[Record set Boundary: Start]

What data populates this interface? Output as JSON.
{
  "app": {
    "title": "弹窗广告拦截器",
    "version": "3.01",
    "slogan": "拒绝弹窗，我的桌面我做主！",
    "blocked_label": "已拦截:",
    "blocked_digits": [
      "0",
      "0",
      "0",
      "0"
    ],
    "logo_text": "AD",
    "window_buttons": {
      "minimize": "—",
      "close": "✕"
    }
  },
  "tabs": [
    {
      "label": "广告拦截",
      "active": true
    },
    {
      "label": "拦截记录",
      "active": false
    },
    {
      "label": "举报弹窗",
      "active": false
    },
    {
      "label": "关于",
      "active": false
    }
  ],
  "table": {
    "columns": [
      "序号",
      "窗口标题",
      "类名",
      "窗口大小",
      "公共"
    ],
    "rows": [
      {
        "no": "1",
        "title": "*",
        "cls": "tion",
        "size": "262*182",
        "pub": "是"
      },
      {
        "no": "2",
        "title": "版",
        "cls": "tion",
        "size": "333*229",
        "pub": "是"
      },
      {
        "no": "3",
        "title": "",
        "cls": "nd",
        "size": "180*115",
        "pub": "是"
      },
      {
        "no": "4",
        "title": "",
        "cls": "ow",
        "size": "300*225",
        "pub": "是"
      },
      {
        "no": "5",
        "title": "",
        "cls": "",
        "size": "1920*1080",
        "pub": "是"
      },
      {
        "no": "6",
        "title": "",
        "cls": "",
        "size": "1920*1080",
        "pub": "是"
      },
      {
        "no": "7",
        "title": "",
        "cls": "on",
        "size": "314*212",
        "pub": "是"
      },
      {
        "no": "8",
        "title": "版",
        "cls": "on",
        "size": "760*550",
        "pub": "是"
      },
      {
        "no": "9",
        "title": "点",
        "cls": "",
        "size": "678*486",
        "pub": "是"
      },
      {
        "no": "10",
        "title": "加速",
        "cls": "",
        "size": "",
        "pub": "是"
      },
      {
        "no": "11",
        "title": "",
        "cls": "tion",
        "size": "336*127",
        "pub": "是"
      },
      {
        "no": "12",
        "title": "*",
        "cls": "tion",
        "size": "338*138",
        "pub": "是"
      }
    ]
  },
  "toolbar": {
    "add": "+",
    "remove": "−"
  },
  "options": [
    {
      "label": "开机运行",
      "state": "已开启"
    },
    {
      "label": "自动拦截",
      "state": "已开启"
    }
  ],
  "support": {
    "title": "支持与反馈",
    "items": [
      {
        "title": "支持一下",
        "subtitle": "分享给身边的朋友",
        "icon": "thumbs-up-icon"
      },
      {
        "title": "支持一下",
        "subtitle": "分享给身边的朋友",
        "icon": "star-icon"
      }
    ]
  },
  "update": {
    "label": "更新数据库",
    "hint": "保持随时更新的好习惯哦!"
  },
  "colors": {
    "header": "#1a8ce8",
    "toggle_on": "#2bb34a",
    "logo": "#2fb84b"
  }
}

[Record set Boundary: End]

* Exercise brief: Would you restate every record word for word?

* Written response:
What data populates this interface? Output as JSON.
{
  "app": {
    "title": "弹窗广告拦截器",
    "version": "3.01",
    "slogan": "拒绝弹窗，我的桌面我做主！",
    "blocked_label": "已拦截:",
    "blocked_digits": [
      "0",
      "0",
      "0",
      "0"
    ],
    "logo_text": "AD",
    "window_buttons": {
      "minimize": "—",
      "close": "✕"
    }
  },
  "tabs": [
    {
      "label": "广告拦截",
      "active": true
    },
    {
      "label": "拦截记录",
      "active": false
    },
    {
      "label": "举报弹窗",
      "active": false
    },
    {
      "label": "关于",
      "active": false
    }
  ],
  "table": {
    "columns": [
      "序号",
      "窗口标题",
      "类名",
      "窗口大小",
      "公共"
    ],
    "rows": [
      {
        "no": "1",
        "title": "*",
        "cls": "tion",
        "size": "262*182",
        "pub": "是"
      },
      {
        "no": "2",
        "title": "版",
        "cls": "tion",
        "size": "333*229",
        "pub": "是"
      },
      {
        "no": "3",
        "title": "",
        "cls": "nd",
        "size": "180*115",
        "pub": "是"
      },
      {
        "no": "4",
        "title": "",
        "cls": "ow",
        "size": "300*225",
        "pub": "是"
      },
      {
        "no": "5",
        "title": "",
        "cls": "",
        "size": "1920*1080",
        "pub": "是"
      },
      {
        "no": "6",
        "title": "",
        "cls": "",
        "size": "1920*1080",
        "pub": "是"
      },
      {
        "no": "7",
        "title": "",
        "cls": "on",
        "size": "314*212",
        "pub": "是"
      },
      {
        "no": "8",
        "title": "版",
        "cls": "on",
        "size": "760*550",
        "pub": "是"
      },
      {
        "no": "9",
        "title": "点",
        "cls": "",
        "size": "678*486",
        "pub": "是"
      },
      {
        "no": "10",
        "title": "加速",
        "cls": "",
        "size": "",
        "pub": "是"
      },
      {
        "no": "11",
        "title": "",
        "cls": "tion",
        "size": "336*127",
        "pub": "是"
      },
      {
        "no": "12",
        "title": "*",
        "cls": "tion",
        "size": "338*138",
        "pub": "是"
      }
    ]
  },
  "toolbar": {
    "add": "+",
    "remove": "−"
  },
  "options": [
    {
      "label": "开机运行",
      "state": "已开启"
    },
    {
      "label": "自动拦截",
      "state": "已开启"
    }
  ],
  "support": {
    "title": "支持与反馈",
    "items": [
      {
        "title": "支持一下",
        "subtitle": "分享给身边的朋友",
        "icon": "thumbs-up-icon"
      },
      {
        "title": "支持一下",
        "subtitle": "分享给身边的朋友",
        "icon": "star-icon"
      }
    ]
  },
  "update": {
    "label": "更新数据库",
    "hint": "保持随时更新的好习惯哦!"
  },
  "colors": {
    "header": "#1a8ce8",
    "toggle_on": "#2bb34a",
    "logo": "#2fb84b"
  }
}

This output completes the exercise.